BTW, working in Development at Bellsouth’s Internet Group, not R&D. This is where I specifically requested I wanted to work, so was mis-spoke to via the recruiter. It’s pretty phat so far. I’ve got my first wireframe here on my desk; I’ve never had a wireframe to develop a Flash app before; pretty neat! …specially ’cause I didn’t have to do it, hehe.

Waiting For Her Ship

Long ago, family members would wait for their kin at ship docks, upon the warf anxiously awaiting to see loved ones again. During those times, it was filled with great anticipatation, impatatience, and worry.

In years past, people would meet at train stations. The host would sit patiently and wait for a period of time while waiting for their guest’s train to arrive at the station.

In years past till now, people still do this with all forms of transportation. Waiting for a car ride, waiting at the bus stop or subway station, all the while, those who wait pass the time in various ways. Some make allowances for such time, knowing that it is out of their control, so they make the most of it… others just get impatient.

This evening, while I drove in a car, I called her majesty via my cell phone to have her fetch a number from my computer I had forgotten to write down. Knowing there are certain times she is indisposed because of one form of entertainment or another, I took preemptive action to plan ahead for this, and thus called early. …not early enough.

I was forced to wait, just like generations before me, for her ride. Yet, her ride consisted of an interplanetary starship, landing at an Endor starport, on the Tarquinas server. The ship doesn’t physically exist, and she’s already physically arrived, even though her trip didn’t take her anywhere. I was the one moving, waiting silently on the phone… while she dilligently gave the C-3P0 model droid her ticket so she could catch the ship to Correllia, and then promptly gave me her attention as her computer then dumped all physical memory as it always does attempting to run that infernal, RAM hogging game.

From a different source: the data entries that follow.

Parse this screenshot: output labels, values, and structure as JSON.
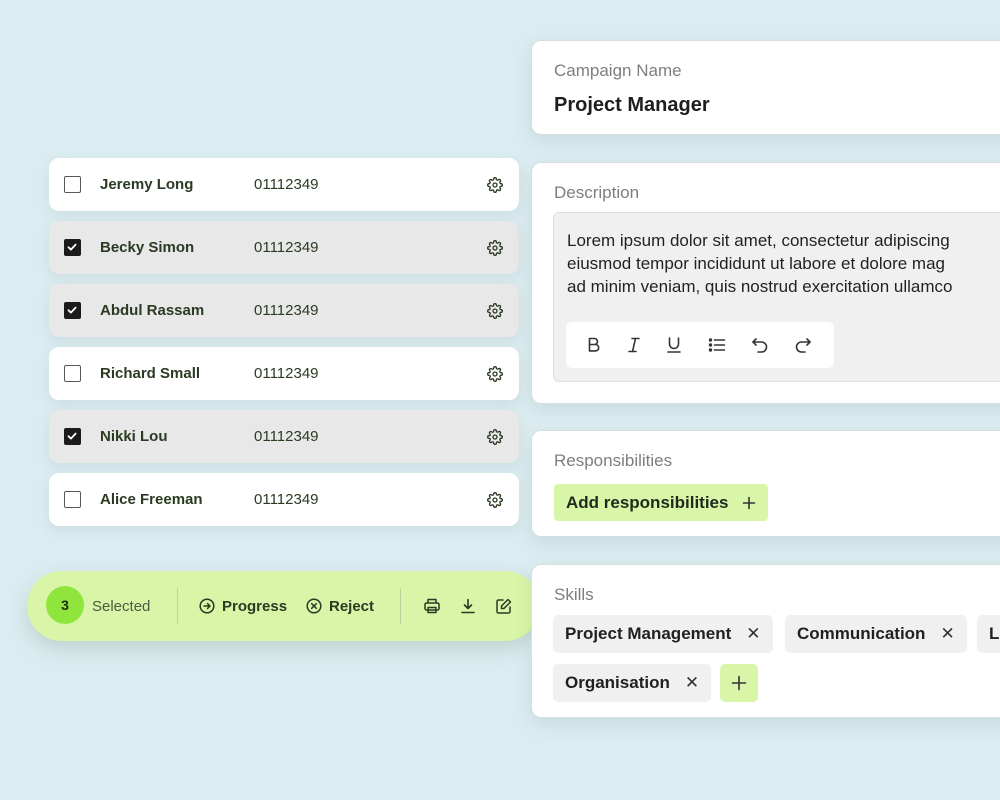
{
  "candidates": [
    {
      "name": "Jeremy Long",
      "phone": "01112349",
      "checked": false
    },
    {
      "name": "Becky Simon",
      "phone": "01112349",
      "checked": true
    },
    {
      "name": "Abdul Rassam",
      "phone": "01112349",
      "checked": true
    },
    {
      "name": "Richard Small",
      "phone": "01112349",
      "checked": false
    },
    {
      "name": "Nikki Lou",
      "phone": "01112349",
      "checked": true
    },
    {
      "name": "Alice Freeman",
      "phone": "01112349",
      "checked": false
    }
  ],
  "action_bar": {
    "count": "3",
    "selected_label": "Selected",
    "progress_label": "Progress",
    "reject_label": "Reject",
    "icons": [
      "print-icon",
      "download-icon",
      "edit-icon"
    ]
  },
  "campaign": {
    "label": "Campaign Name",
    "value": "Project Manager"
  },
  "description": {
    "label": "Description",
    "lines": [
      "Lorem ipsum dolor sit amet, consectetur adipiscing",
      "eiusmod tempor incididunt ut labore et dolore mag",
      "ad minim veniam, quis nostrud exercitation ullamco"
    ],
    "toolbar_icons": [
      "bold-icon",
      "italic-icon",
      "underline-icon",
      "list-icon",
      "undo-icon",
      "redo-icon"
    ]
  },
  "responsibilities": {
    "label": "Responsibilities",
    "add_label": "Add responsibilities"
  },
  "skills": {
    "label": "Skills",
    "chips": [
      "Project Management",
      "Communication",
      "Le",
      "Organisation"
    ]
  },
  "colors": {
    "background": "#dcedf1",
    "accent_light": "#d9f5a8",
    "accent": "#8fe53c",
    "selected_row": "#e8e8e8"
  }
}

Have we truly transcended to a new age where we no longer wait for someone remote to physically arrive, but rather wait for someone who’s physically remote, to arrive at their non-physical destination? Seems like displaced courtesy and patience to me…

…still, had my parents waited to start dinner until my Starcraft game was over, I would of had less arguments in college when I lived at home part of the time. There are certain digital engagements and meetings one must be present for, even if you physically haven’t moved. It is important to note, however, that your attention is still grounded in one world or the other.

…maybe that’s the next age; when your attention can be in two places at once, regardless if that place is physical, or digital. I’ve seen some co-workers and a manager or two do it. Who knows.

Anyway, my point with the above is I’m not just taking into account people’s physical availability nowadays, but also their digital ones. Some just digital. Really, it comes down to how much time they can give me attention, but what I find fascinating, is I’m taking premptive action towards travel time that doesn’t really take you anywhere, knowing that her majesty will be busy during that time… even if I’m standing right next to her.

Or maybe this metaphor is shot out of game context. Fuggit, I’m going to bed.

iMac’s are at Schlotzsky’s Deli

Just got back from lunch break from class. Dude, behind the drink stand at Schlotzsky’s, there are 3 iMac’s, the ones with the half-ball and the pivot flat screen! There were a ton of small games on it, mainly for kids I’m guessing, and I guess there was an internet connection as well… didn’t want to gank them from the two kids and women on the 3 of them to find out.

Anyway, neat concept to have comp’s at a Deli.